Its quite a nice easy plane to fly, very light wing loading means it floats around in the wind a bit making landing with even a bit of cross wind a bit of a challenge. The transmitter aerial also could do with a bit more thought, at the moment it is sticking out on the left of the plane, so when the left side is closest to the field (home arrow points left) the picture is ok, pointing the opposite way the picture tends to break up. Nothing that can’t be fixed.
Hopefully next week we can give it a proper FPV test fly.
I was lucky enough to be bought a new plane for Christmas, Starmax’s version of the Saab Jas39 Gripen (http://en.wikipedia.org/wiki/Saab_JAS_39_Gripen).
The model was nicely boxed, easy to unpack and put together. It came with 3 servos preinstalled for the elevons and the rudder. It also came with the speed controller and a ‘custom’ EDF unit.
To complete the build was simple. Stick the wings, canards, tail vertical stabilizer, nose cone and canopy, although the tube of glue which came with the model was completely empty.
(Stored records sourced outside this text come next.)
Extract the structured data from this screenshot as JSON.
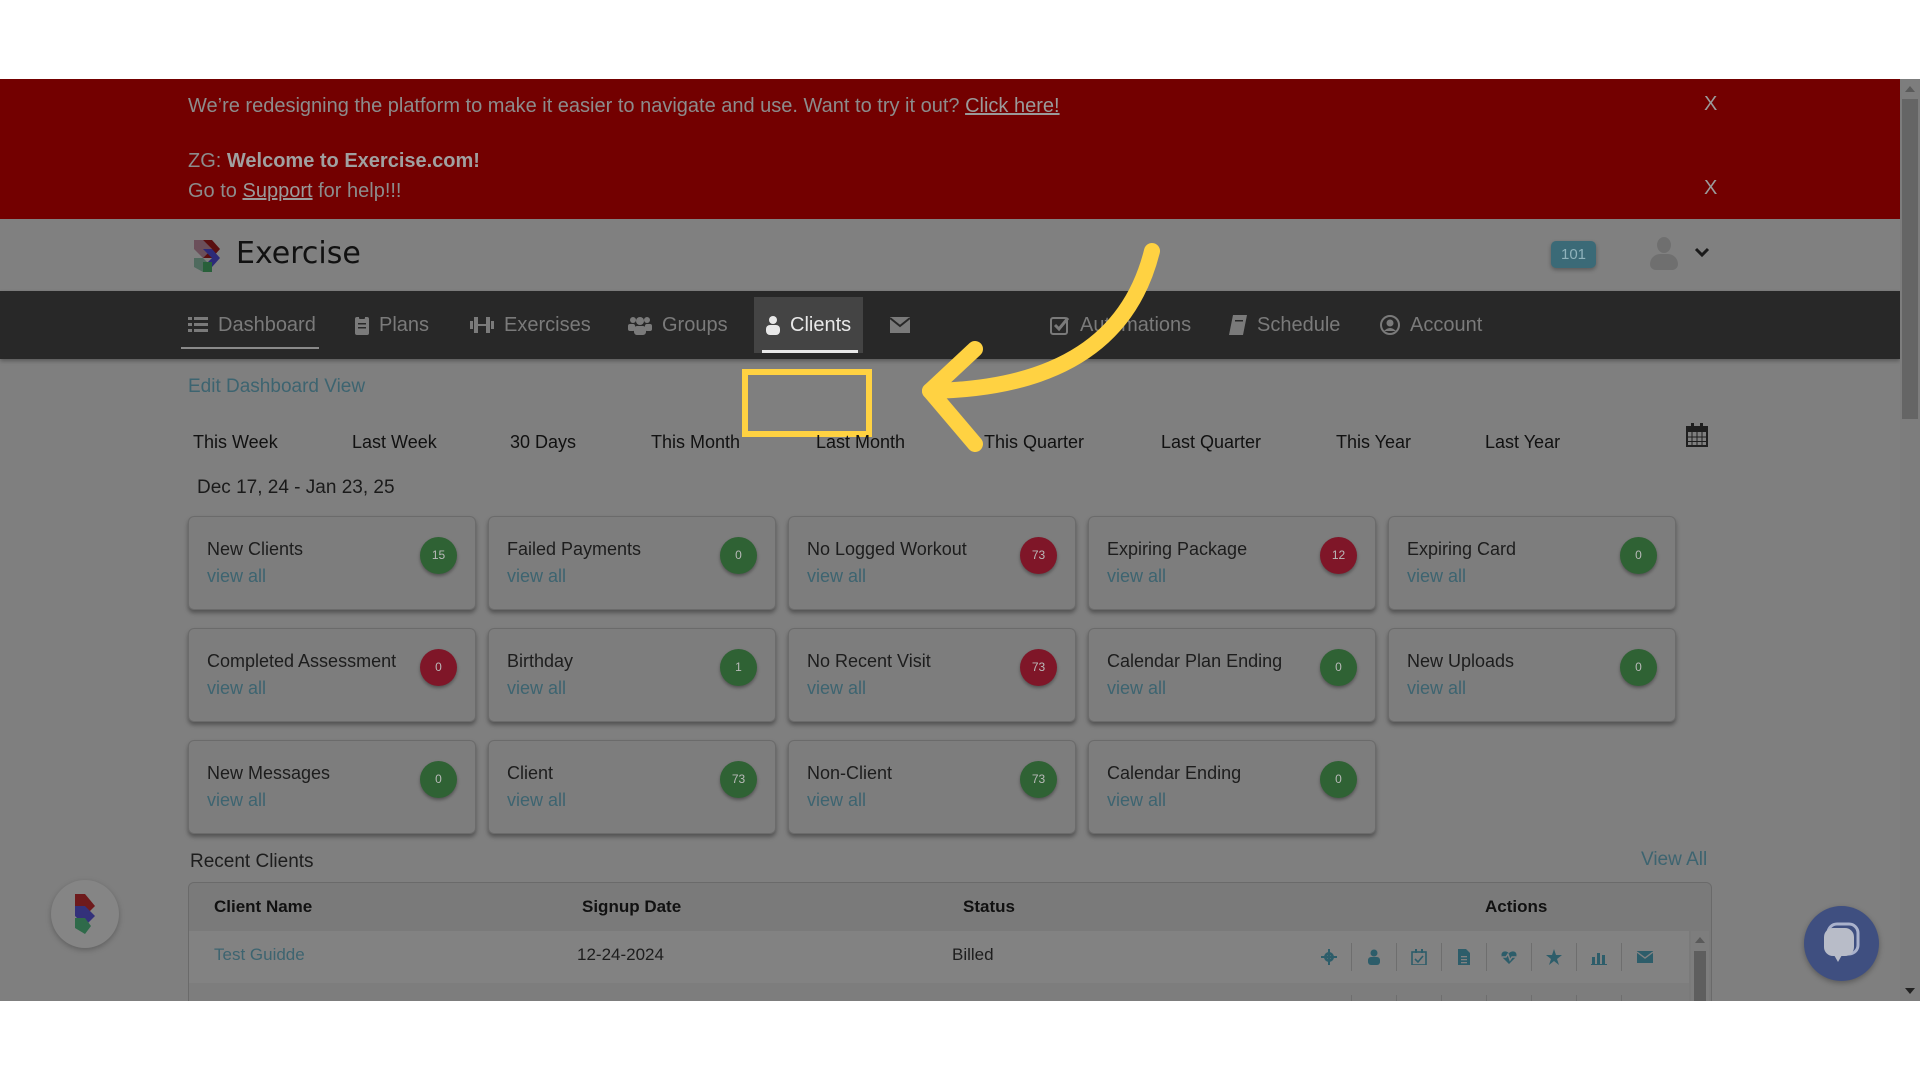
{
  "banner": {
    "redesign_text": "We’re redesigning the platform to make it easier to navigate and use. Want to try it out? ",
    "redesign_link": "Click here!",
    "welcome_prefix": "ZG: ",
    "welcome_bold": "Welcome to Exercise.com!",
    "support_prefix": "Go to ",
    "support_link": "Support",
    "support_suffix": " for help!!!",
    "close_label": "X",
    "color": "#730000"
  },
  "header": {
    "brand": "Exercise",
    "notification_count": "101",
    "avatar_icon": "user-icon",
    "menu_icon": "chevron-down-icon"
  },
  "nav": {
    "items": [
      {
        "label": "Dashboard",
        "icon": "list-icon",
        "active": true
      },
      {
        "label": "Plans",
        "icon": "clipboard-icon"
      },
      {
        "label": "Exercises",
        "icon": "dumbbell-icon"
      },
      {
        "label": "Groups",
        "icon": "users-icon"
      },
      {
        "label": "Clients",
        "icon": "user-icon",
        "highlighted": true
      },
      {
        "label": "",
        "icon": "envelope-icon"
      },
      {
        "label": "Automations",
        "icon": "check-square-icon"
      },
      {
        "label": "Schedule",
        "icon": "book-icon"
      },
      {
        "label": "Account",
        "icon": "user-circle-icon"
      }
    ],
    "highlight_color": "#ffd242"
  },
  "dashboard": {
    "edit_link": "Edit Dashboard View",
    "ranges": [
      "This Week",
      "Last Week",
      "30 Days",
      "This Month",
      "Last Month",
      "This Quarter",
      "Last Quarter",
      "This Year",
      "Last Year"
    ],
    "date_range": "Dec 17, 24 - Jan 23, 25",
    "view_all_label": "view all",
    "cards": [
      {
        "title": "New Clients",
        "count": "15",
        "status": "green"
      },
      {
        "title": "Failed Payments",
        "count": "0",
        "status": "green"
      },
      {
        "title": "No Logged Workout",
        "count": "73",
        "status": "red"
      },
      {
        "title": "Expiring Package",
        "count": "12",
        "status": "red"
      },
      {
        "title": "Expiring Card",
        "count": "0",
        "status": "green"
      },
      {
        "title": "Completed Assessment",
        "count": "0",
        "status": "red"
      },
      {
        "title": "Birthday",
        "count": "1",
        "status": "green"
      },
      {
        "title": "No Recent Visit",
        "count": "73",
        "status": "red"
      },
      {
        "title": "Calendar Plan Ending",
        "count": "0",
        "status": "green"
      },
      {
        "title": "New Uploads",
        "count": "0",
        "status": "green"
      },
      {
        "title": "New Messages",
        "count": "0",
        "status": "green"
      },
      {
        "title": "Client",
        "count": "73",
        "status": "green"
      },
      {
        "title": "Non-Client",
        "count": "73",
        "status": "green"
      },
      {
        "title": "Calendar Ending",
        "count": "0",
        "status": "green"
      }
    ]
  },
  "recent_clients": {
    "title": "Recent Clients",
    "view_all": "View All",
    "columns": [
      "Client Name",
      "Signup Date",
      "Status",
      "Actions"
    ],
    "rows": [
      {
        "name": "Test Guidde",
        "signup_date": "12-24-2024",
        "status": "Billed"
      },
      {
        "name": "",
        "signup_date": "",
        "status": ""
      }
    ],
    "action_icons": [
      "gear-icon",
      "user-icon",
      "calendar-check-icon",
      "file-icon",
      "heartbeat-icon",
      "star-icon",
      "bar-chart-icon",
      "envelope-icon"
    ]
  }
}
The control horns where then screwed into place and the addition of the control rods, which was already fed through the fuselage for the rudder and just needed attaching an trimming to length. The battery hatch is quite small, only large enough for a 1300mah 3 cell battery, the AR400 radio fitted nicely in a cavity just behind the battery compartment, and aside from the water slide transfers it was ready for its maiden flight.
I was lucky to have some help hand launching it for its first flight (also the camera woman). The first flight needed quite a bit of trimming out, once it was trimmed it glides fantastically.
The second flight was even better now it is trimmed.
As with most EDFs it does struggle a bit on take off until it gets a bit of airspeed, I think it will benefit from a bungee launch, so have put a hook on the bottom of it, just in time for the bungee cord breaking. We shall see how much difference this will make.
But all in all, very happy, Really easy to put together, once going it seems to have enough power to get some reasonable speed (although its not the fastest plane), flies well at speed and doesn’t stall easily, and glides brilliantly.